Why did Avazu choose to move into the Chinese market? What challenges is Avazu facing within the China?
We chose penetrating the Chinese market due to its high growth rates of over 10% year to year and we see China as the future “must-enter” for all big US and EU marketers. The largest challenge we have been facing in China is the Chinese mentality, the way of working and doing business is completely different in comparison with Europeans and Americans. It starts with local customs of where to negotiate and close a deal to getting daily routine works done. So in my opinion localization is the biggest challenge for all Western companies entering a such closed market like China and that’s also the main reason why Western companies always fail in China (examples are Google vs. Baidu, Youtube vs. Youku and Tudou, ICQ vs. Tencent or Facebook vs. Renren & Kaixin).
The second challenge we are facing is more in teaching the market. Ad exchanges, DSP or RTB in China are quite unknown, so how can we let non-technical advertisers and local agencies understand the benefits of leveraging those new technologies? It starts with trust and reputation.
Are there many other retargeting and DSP’s companies in the Chinese marketplace?
We are currently the only DSP with RTB buying capacities and all the largest ad exchanges (including Adx, RMX) and SSPs (including Rubicon, Admeld, Pubmatic) integrated in China. However, DSP is becoming more and more a hype word in the Chinese VC and PE industries, which push their portfolio companies to launch businesses in those areas.
Are Chinese publishers receptive to Avazu and its offering?
Chinese publishers are accustomed to sell their inventories and ad placements for a fixed price per month or per year, which produces huge market inefficiency. This way of inventory management can work as long as the demand is significantly larger than the supply and the major part of the demand are branding-focused.

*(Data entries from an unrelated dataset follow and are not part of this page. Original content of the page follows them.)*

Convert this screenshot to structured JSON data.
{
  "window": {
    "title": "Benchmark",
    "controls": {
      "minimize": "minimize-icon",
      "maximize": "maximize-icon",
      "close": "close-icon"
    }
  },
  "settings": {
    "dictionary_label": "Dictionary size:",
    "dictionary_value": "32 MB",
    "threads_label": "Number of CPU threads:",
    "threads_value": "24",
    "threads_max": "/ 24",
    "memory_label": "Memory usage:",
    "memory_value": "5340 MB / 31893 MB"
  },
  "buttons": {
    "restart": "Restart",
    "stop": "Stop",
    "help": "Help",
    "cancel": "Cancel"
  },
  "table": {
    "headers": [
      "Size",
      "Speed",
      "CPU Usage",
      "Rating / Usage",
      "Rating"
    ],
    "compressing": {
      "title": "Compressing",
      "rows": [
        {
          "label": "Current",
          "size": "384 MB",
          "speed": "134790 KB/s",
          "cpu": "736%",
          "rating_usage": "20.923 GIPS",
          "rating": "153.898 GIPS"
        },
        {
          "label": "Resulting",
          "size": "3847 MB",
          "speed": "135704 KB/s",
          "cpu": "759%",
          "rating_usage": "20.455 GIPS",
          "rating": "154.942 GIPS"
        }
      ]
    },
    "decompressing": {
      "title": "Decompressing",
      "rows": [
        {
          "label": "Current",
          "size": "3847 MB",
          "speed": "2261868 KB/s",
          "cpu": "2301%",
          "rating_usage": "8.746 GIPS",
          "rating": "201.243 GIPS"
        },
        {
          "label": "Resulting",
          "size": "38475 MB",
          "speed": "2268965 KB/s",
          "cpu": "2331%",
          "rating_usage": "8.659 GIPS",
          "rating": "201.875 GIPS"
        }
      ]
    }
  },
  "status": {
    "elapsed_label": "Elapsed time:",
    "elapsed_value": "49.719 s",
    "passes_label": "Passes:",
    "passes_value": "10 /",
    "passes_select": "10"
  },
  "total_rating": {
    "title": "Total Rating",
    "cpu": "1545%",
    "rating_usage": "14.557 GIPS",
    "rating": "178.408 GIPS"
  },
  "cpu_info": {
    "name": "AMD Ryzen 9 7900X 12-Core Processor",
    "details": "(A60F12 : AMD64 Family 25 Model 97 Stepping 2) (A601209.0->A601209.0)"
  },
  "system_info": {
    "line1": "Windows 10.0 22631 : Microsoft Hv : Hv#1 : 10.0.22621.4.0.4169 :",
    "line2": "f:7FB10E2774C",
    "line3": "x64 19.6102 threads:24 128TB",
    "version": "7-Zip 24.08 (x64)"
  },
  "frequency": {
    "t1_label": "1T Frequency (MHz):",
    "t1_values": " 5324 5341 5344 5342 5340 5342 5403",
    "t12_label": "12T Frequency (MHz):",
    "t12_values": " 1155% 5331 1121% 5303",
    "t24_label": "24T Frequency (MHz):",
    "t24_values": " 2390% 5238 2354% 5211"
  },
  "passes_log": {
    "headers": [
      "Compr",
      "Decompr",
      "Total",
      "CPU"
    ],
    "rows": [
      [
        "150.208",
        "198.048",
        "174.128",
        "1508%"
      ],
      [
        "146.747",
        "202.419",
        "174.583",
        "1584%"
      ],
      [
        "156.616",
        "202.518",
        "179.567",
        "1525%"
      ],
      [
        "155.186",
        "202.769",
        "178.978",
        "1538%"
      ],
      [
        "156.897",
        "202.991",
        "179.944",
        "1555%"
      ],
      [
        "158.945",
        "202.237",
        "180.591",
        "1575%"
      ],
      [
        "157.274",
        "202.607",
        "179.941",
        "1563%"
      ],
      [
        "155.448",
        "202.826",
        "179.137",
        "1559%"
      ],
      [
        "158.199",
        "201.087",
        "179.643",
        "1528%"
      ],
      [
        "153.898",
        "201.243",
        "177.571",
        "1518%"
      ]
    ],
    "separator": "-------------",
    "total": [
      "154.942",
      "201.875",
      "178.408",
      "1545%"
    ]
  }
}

However, Chinese online media industry is thinking now more about repositioning themselves for the future, separating the sales house part of their premium ad selling activities with the remnant one, and trying to automate the remnant inventory monetization through auction and bidding platforms. We are seeing here huge spaces for SSPs and ad exchanges for picking up those part of long-tail and remnant inventories.
Does Avazu offer global and local inventory?
Yes, Avazu currently has a team of over 100 media professionals covering 9 languages, as our root of business is still in Europe we can cover local, as well as global inventories.
How prevalent is RTB in the Chinese market?
RTB is not prevalent at all in the Chinese markets, the entire ad ecosystem is still in the growing process, evolving at an impressive pace. Our RTB biddable inventories in China are currently about 5 to 7 billion impressions monthly, compared with 4 billion biddable RTB impressions daily globally, we hope to increase this amount fivefold next year in China.
How do you see the online advertising landscape evolving over the next 6 – 12 months？
I’m seeing huge amount of capital from VCs and PEs pumping into the online ad industry, pushing their portfolio companies becoming one of the top guys in Terence Kawaja’s US ad ecosystem landscape. Over the next 6 to 12 months the players in the market will become more specialized and for me specialization is equal to maturity. Advertisers and agencies from the demand side will also be more willing to leverage new technologies like RTB and DSP and give them a try, which can drive the publishers to use yield optimizers and private ad exchanges for inventory monetization.